WHAT THE EXERCISE ASKS:
Report each line of the entries below that has the word "placed" in it.

PROVIDED ENTRIES Start Marker

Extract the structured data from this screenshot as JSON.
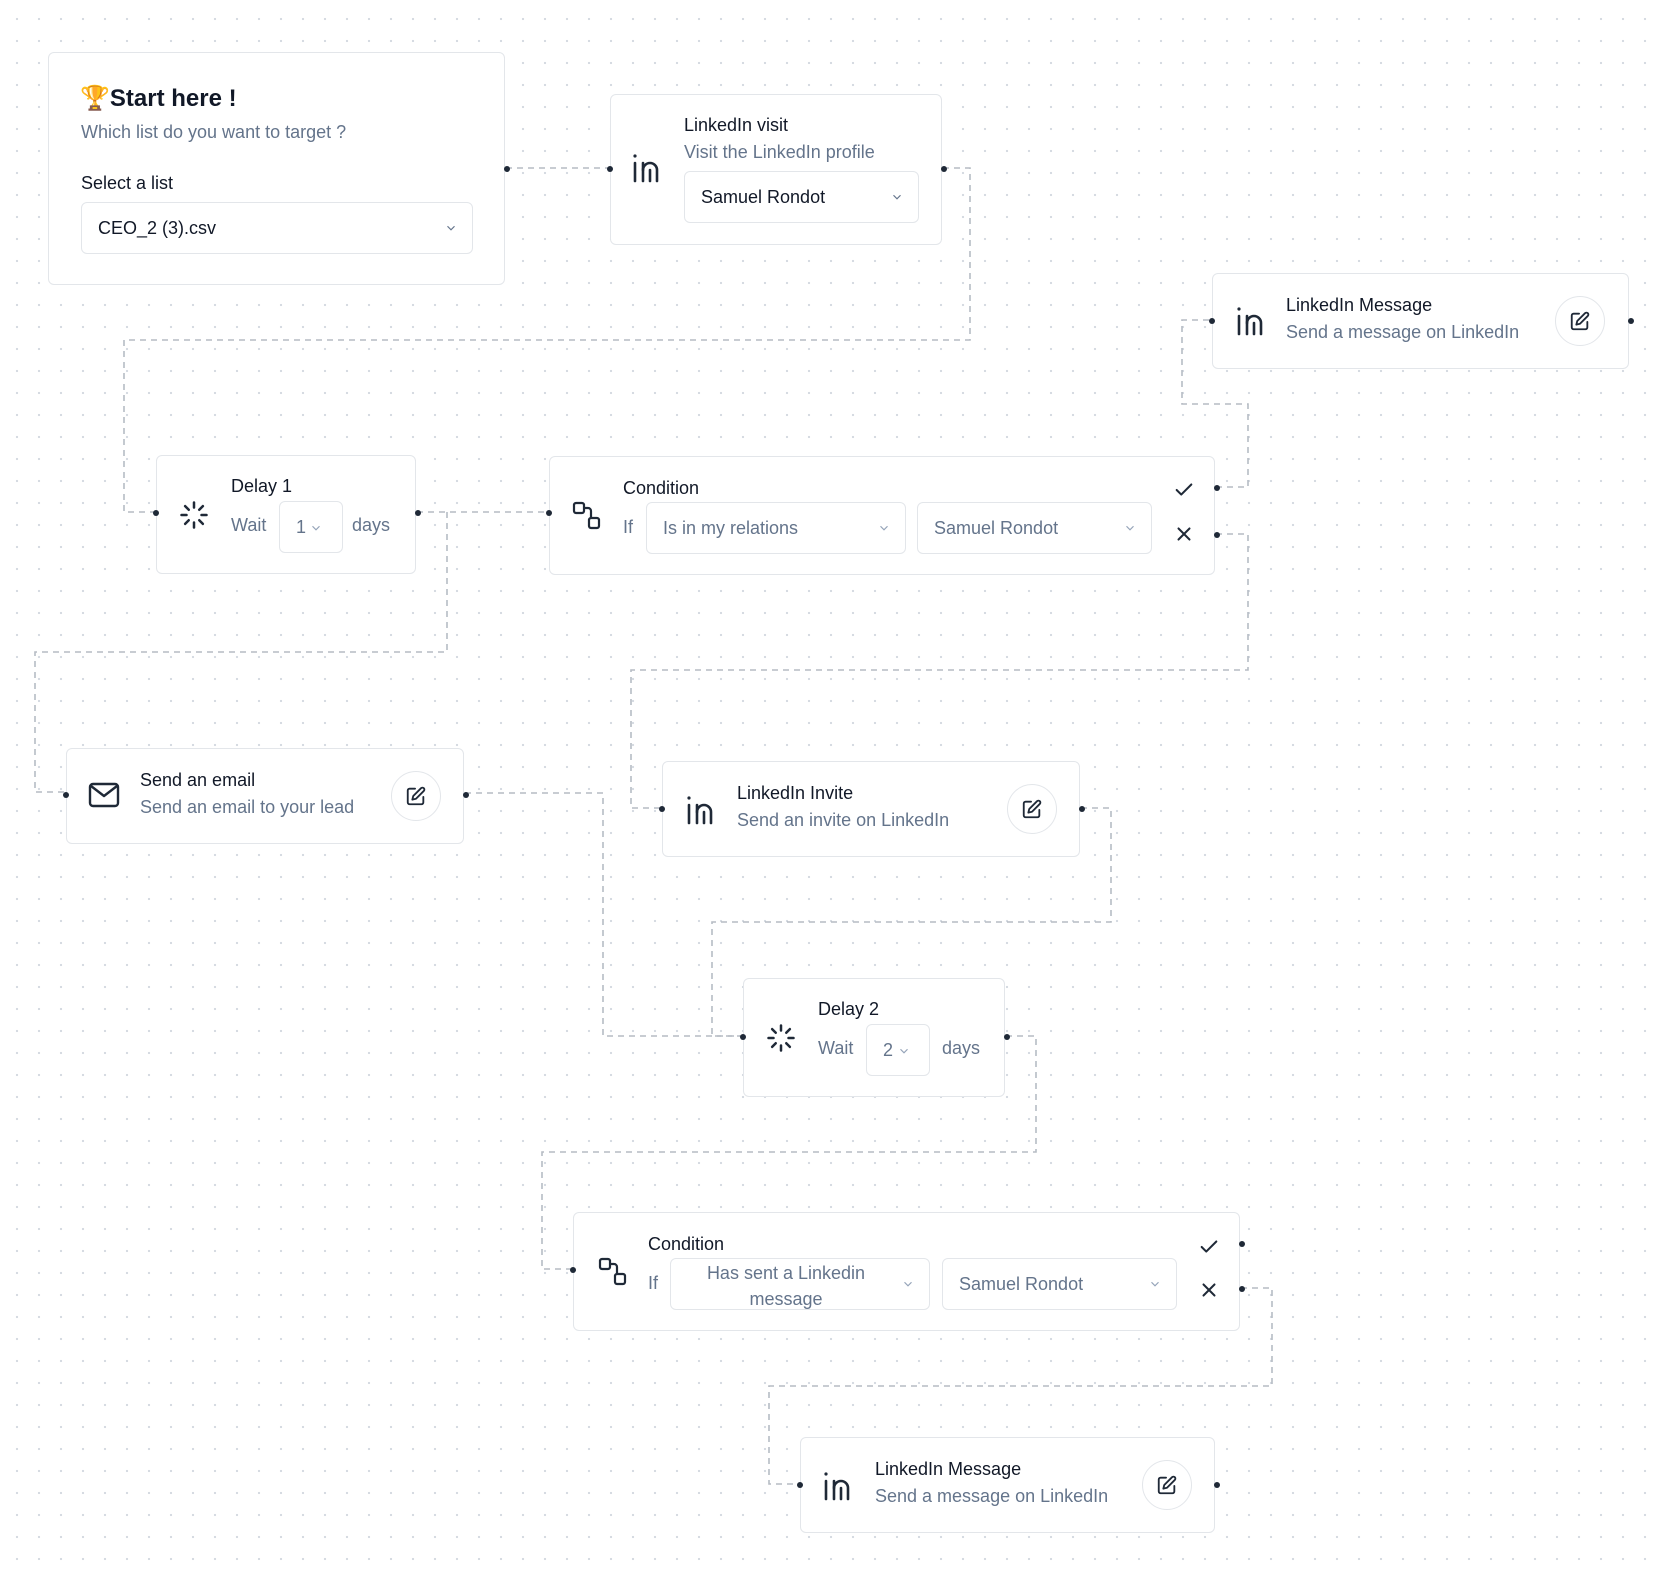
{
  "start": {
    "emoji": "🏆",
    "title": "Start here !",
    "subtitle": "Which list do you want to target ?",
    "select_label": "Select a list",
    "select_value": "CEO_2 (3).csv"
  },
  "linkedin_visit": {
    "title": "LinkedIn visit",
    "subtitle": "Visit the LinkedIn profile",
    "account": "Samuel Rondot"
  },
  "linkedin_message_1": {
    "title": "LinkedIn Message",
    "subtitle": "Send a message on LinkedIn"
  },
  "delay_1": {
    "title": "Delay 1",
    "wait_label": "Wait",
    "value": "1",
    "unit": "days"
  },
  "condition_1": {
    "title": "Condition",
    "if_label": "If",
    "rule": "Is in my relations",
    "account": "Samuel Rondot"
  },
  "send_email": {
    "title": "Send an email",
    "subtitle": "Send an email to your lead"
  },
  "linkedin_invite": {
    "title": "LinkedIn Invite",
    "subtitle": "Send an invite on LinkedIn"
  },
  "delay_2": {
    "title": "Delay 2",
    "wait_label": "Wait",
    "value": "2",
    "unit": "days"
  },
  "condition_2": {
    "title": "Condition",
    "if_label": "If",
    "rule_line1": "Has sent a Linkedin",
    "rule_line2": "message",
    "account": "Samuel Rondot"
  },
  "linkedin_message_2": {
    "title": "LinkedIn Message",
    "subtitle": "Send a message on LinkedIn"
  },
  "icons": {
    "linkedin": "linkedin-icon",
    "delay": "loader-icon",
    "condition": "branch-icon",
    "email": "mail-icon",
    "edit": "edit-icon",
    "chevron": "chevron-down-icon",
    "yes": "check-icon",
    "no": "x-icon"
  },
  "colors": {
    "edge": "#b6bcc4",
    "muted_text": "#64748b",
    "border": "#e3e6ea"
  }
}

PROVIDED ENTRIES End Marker
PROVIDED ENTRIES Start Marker

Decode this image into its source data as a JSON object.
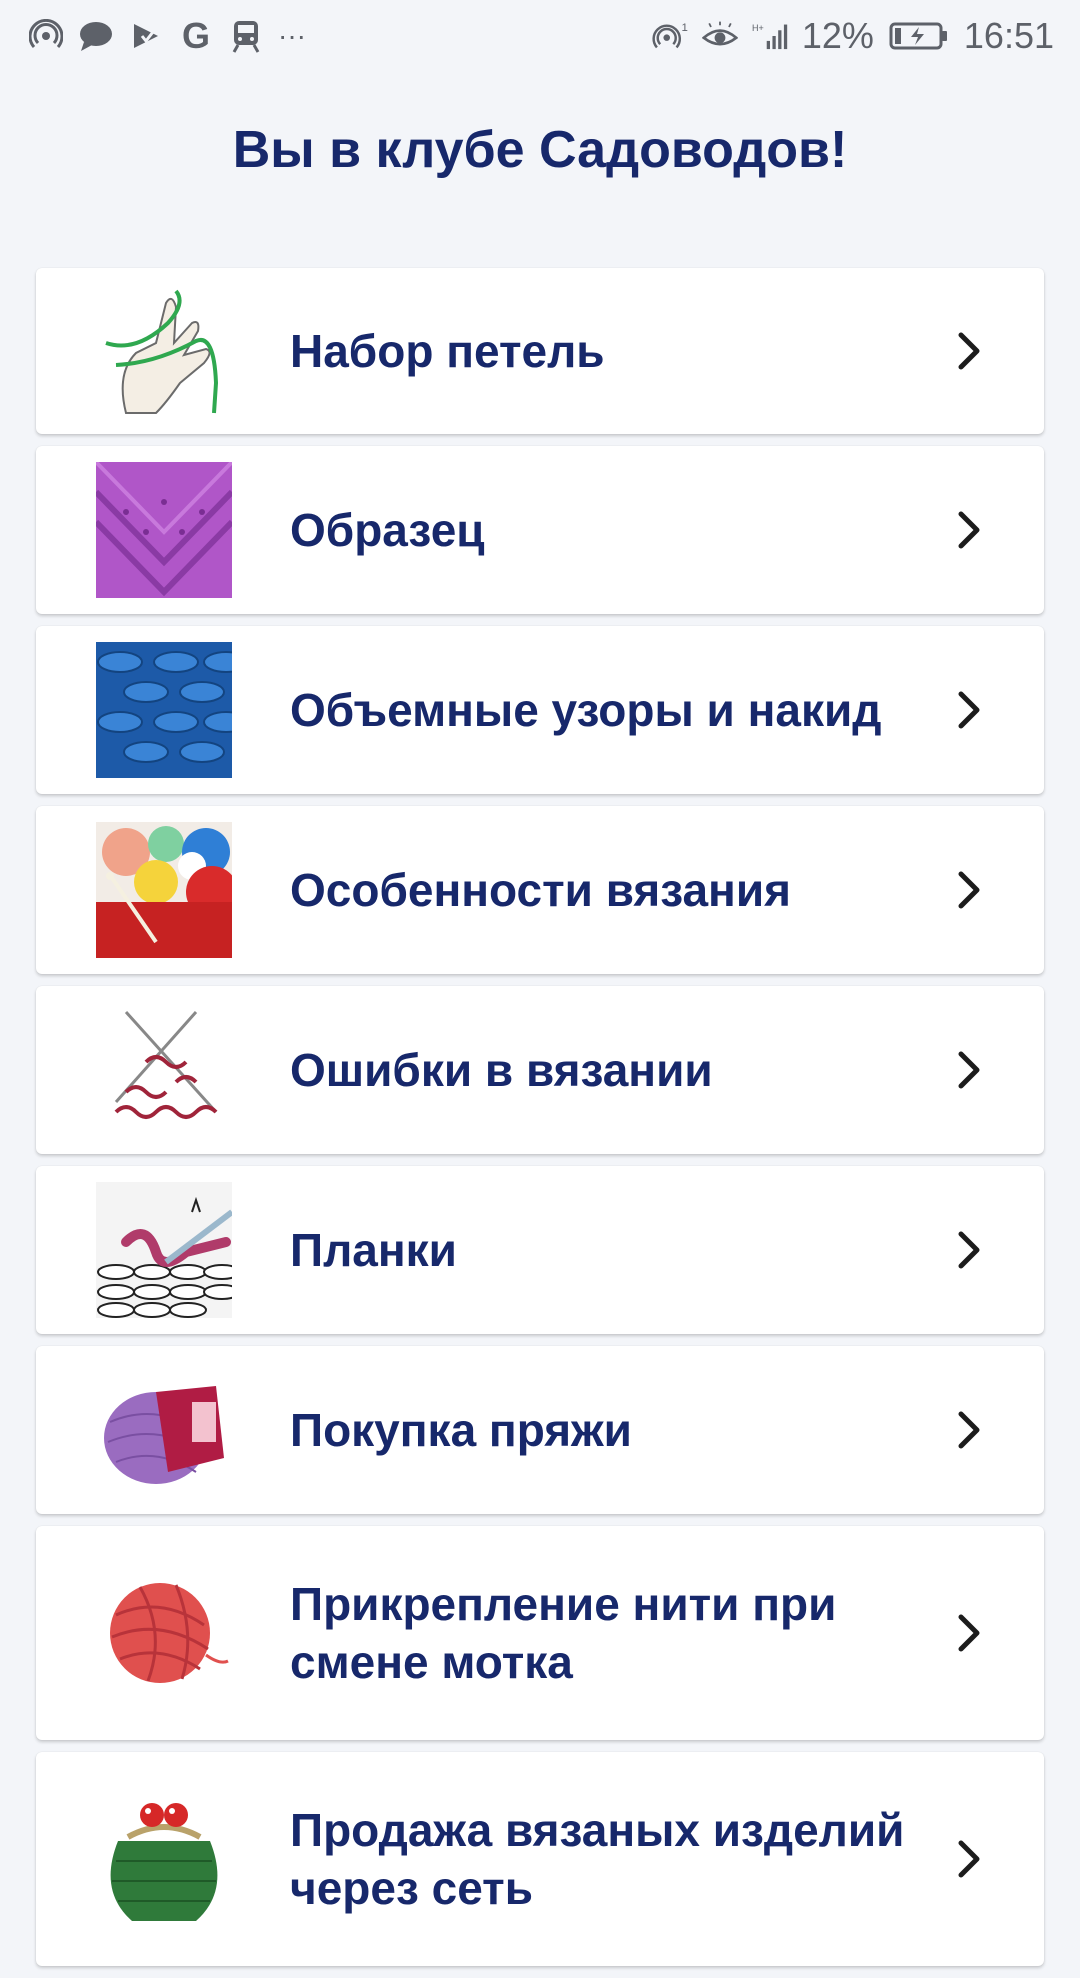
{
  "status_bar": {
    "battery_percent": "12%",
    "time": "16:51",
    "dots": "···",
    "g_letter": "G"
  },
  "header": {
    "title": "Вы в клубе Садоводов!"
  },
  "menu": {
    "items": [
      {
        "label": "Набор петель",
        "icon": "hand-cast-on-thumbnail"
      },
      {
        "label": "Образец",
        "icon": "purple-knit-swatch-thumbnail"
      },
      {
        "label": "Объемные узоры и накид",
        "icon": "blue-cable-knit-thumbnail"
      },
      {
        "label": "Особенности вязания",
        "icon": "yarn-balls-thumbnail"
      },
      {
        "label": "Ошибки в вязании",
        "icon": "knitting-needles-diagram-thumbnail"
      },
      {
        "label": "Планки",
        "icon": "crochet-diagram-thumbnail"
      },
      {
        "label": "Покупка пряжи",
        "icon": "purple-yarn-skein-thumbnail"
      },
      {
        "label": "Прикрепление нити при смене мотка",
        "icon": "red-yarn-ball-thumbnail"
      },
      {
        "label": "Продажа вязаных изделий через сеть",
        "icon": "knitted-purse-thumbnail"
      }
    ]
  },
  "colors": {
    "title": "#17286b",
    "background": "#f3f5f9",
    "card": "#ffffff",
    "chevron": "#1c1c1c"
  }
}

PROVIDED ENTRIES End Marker
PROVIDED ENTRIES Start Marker

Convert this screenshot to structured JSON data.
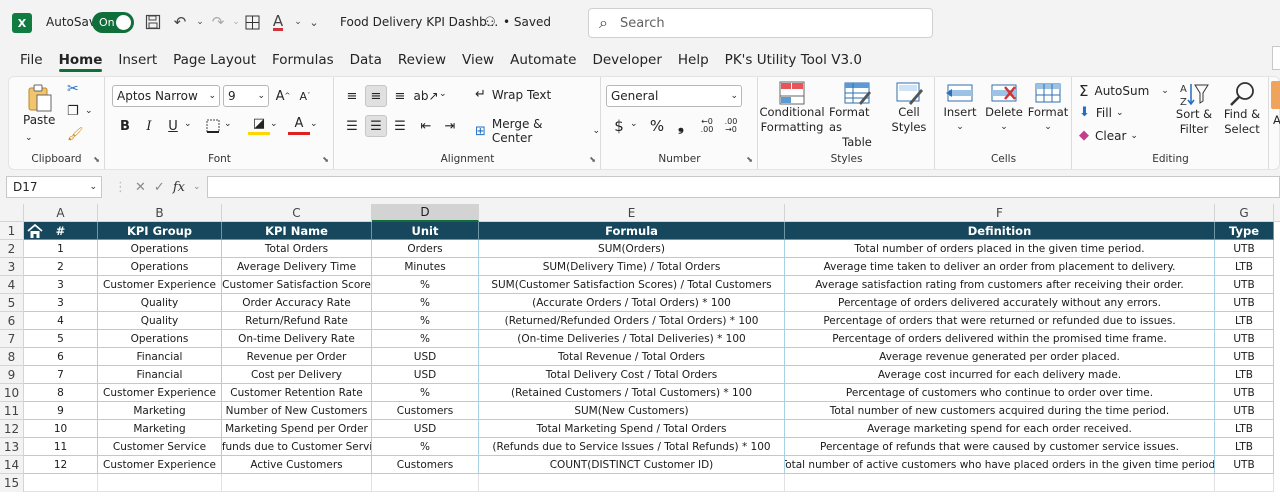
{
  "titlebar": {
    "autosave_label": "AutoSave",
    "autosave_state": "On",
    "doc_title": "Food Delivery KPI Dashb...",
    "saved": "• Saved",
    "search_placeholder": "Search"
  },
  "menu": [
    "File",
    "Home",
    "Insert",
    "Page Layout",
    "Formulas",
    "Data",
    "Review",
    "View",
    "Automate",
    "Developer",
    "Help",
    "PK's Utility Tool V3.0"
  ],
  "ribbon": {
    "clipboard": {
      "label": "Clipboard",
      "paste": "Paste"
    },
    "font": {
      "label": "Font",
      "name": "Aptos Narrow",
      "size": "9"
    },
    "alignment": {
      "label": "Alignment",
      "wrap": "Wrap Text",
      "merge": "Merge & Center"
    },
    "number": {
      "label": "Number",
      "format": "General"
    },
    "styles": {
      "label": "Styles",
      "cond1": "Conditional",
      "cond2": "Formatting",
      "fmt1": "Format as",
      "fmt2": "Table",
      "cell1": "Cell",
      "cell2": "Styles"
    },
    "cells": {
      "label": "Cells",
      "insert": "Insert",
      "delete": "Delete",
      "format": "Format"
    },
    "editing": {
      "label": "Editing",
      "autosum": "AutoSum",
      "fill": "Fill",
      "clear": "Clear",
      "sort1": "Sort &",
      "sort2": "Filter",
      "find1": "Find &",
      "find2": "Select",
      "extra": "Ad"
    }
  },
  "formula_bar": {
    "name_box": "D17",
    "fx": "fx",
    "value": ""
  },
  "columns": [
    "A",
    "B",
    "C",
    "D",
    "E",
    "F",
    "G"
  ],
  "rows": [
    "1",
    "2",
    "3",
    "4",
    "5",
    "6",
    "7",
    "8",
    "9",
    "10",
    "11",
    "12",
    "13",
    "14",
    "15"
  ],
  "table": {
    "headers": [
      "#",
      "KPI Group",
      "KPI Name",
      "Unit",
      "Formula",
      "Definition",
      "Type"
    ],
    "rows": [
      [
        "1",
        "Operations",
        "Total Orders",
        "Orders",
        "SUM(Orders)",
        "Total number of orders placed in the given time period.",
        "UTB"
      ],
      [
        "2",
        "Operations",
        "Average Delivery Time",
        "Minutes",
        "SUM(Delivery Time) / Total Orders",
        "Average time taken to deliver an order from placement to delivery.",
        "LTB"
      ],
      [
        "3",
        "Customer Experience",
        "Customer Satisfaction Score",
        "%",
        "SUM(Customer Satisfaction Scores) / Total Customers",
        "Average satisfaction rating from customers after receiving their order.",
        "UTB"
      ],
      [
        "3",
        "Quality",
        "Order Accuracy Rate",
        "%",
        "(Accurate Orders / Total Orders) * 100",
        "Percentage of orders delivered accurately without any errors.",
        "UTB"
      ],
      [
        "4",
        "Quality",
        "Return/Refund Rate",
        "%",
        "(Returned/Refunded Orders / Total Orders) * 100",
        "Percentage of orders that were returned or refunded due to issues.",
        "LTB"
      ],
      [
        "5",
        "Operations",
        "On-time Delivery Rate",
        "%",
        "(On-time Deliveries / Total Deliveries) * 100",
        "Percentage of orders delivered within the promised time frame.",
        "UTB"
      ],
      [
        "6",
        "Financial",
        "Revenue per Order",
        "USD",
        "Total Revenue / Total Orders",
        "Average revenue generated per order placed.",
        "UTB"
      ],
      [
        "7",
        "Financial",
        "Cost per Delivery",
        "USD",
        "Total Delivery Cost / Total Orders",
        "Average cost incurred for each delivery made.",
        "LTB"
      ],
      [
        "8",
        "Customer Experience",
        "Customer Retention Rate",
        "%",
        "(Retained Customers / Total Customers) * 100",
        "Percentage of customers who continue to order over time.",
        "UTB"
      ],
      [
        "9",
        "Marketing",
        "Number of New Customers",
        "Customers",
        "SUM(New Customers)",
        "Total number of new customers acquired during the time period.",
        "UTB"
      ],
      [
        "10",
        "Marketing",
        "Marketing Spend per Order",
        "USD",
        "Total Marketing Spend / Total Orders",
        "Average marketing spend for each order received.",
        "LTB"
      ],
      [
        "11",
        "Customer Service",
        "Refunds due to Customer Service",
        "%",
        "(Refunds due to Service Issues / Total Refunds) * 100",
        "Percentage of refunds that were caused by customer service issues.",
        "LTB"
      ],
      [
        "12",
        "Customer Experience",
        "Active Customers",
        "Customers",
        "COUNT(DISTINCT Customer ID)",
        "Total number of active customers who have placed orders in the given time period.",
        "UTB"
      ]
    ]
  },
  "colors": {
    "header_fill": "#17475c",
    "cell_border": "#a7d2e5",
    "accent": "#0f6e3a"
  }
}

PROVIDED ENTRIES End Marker

TASK ANSWER:
        "Total number of orders placed in the given time period.",
        "Average revenue generated per order placed.",
        "Total number of active customers who have placed orders in the given time period.",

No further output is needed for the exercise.